═══ Exercise material ═══
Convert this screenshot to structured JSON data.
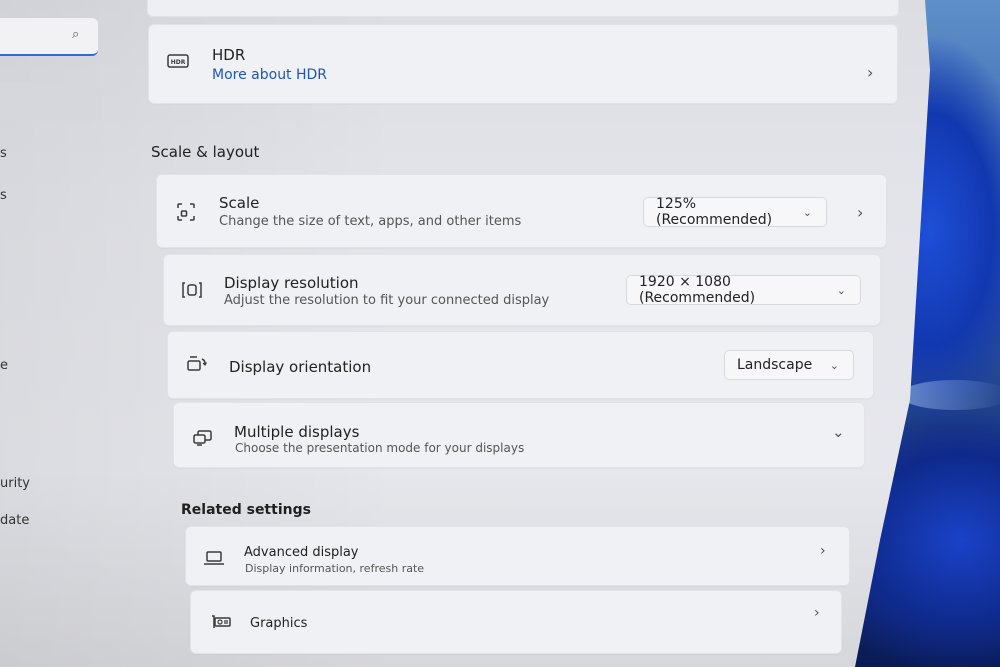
{
  "nav": {
    "fragments": [
      "s",
      "s",
      "e",
      "urity",
      "date"
    ]
  },
  "hdr": {
    "title": "HDR",
    "link": "More about HDR",
    "icon": "hdr-icon"
  },
  "scale_layout": {
    "heading": "Scale & layout",
    "scale": {
      "title": "Scale",
      "subtitle": "Change the size of text, apps, and other items",
      "value": "125% (Recommended)"
    },
    "resolution": {
      "title": "Display resolution",
      "subtitle": "Adjust the resolution to fit your connected display",
      "value": "1920 × 1080 (Recommended)"
    },
    "orientation": {
      "title": "Display orientation",
      "value": "Landscape"
    },
    "multiple": {
      "title": "Multiple displays",
      "subtitle": "Choose the presentation mode for your displays"
    }
  },
  "related": {
    "heading": "Related settings",
    "advanced": {
      "title": "Advanced display",
      "subtitle": "Display information, refresh rate"
    },
    "graphics": {
      "title": "Graphics"
    }
  },
  "colors": {
    "link": "#1f56b3",
    "accent": "#2f6bd4"
  }
}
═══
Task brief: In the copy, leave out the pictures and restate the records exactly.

Solution below:
Convert this screenshot to structured JSON data.
{
  "nav": {
    "fragments": [
      "s",
      "s",
      "e",
      "urity",
      "date"
    ]
  },
  "hdr": {
    "title": "HDR",
    "link": "More about HDR",
    "icon": "hdr-icon"
  },
  "scale_layout": {
    "heading": "Scale & layout",
    "scale": {
      "title": "Scale",
      "subtitle": "Change the size of text, apps, and other items",
      "value": "125% (Recommended)"
    },
    "resolution": {
      "title": "Display resolution",
      "subtitle": "Adjust the resolution to fit your connected display",
      "value": "1920 × 1080 (Recommended)"
    },
    "orientation": {
      "title": "Display orientation",
      "value": "Landscape"
    },
    "multiple": {
      "title": "Multiple displays",
      "subtitle": "Choose the presentation mode for your displays"
    }
  },
  "related": {
    "heading": "Related settings",
    "advanced": {
      "title": "Advanced display",
      "subtitle": "Display information, refresh rate"
    },
    "graphics": {
      "title": "Graphics"
    }
  },
  "colors": {
    "link": "#1f56b3",
    "accent": "#2f6bd4"
  }
}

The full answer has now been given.